[Excerpts from an interface dataset]
========

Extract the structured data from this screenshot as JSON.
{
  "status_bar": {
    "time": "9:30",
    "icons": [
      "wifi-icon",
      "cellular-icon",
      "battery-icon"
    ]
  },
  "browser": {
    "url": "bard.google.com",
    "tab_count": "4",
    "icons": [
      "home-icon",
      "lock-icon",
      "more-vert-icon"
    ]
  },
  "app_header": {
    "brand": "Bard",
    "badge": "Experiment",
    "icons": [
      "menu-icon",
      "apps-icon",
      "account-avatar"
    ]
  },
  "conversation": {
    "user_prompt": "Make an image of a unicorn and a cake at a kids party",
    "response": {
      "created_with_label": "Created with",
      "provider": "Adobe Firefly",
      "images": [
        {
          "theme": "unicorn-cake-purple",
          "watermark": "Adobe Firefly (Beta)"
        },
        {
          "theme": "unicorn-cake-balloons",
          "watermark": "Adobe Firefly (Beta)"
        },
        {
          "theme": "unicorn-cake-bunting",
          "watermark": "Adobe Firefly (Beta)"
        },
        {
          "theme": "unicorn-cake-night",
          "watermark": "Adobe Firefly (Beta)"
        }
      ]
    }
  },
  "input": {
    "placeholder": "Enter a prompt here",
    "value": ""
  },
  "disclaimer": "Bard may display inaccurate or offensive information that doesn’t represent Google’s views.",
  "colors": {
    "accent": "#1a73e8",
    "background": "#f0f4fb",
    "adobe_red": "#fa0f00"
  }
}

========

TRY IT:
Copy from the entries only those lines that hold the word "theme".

SOLUTION FOR THIS EXERCISE:
          "theme": "unicorn-cake-purple",
          "theme": "unicorn-cake-balloons",
          "theme": "unicorn-cake-bunting",
          "theme": "unicorn-cake-night",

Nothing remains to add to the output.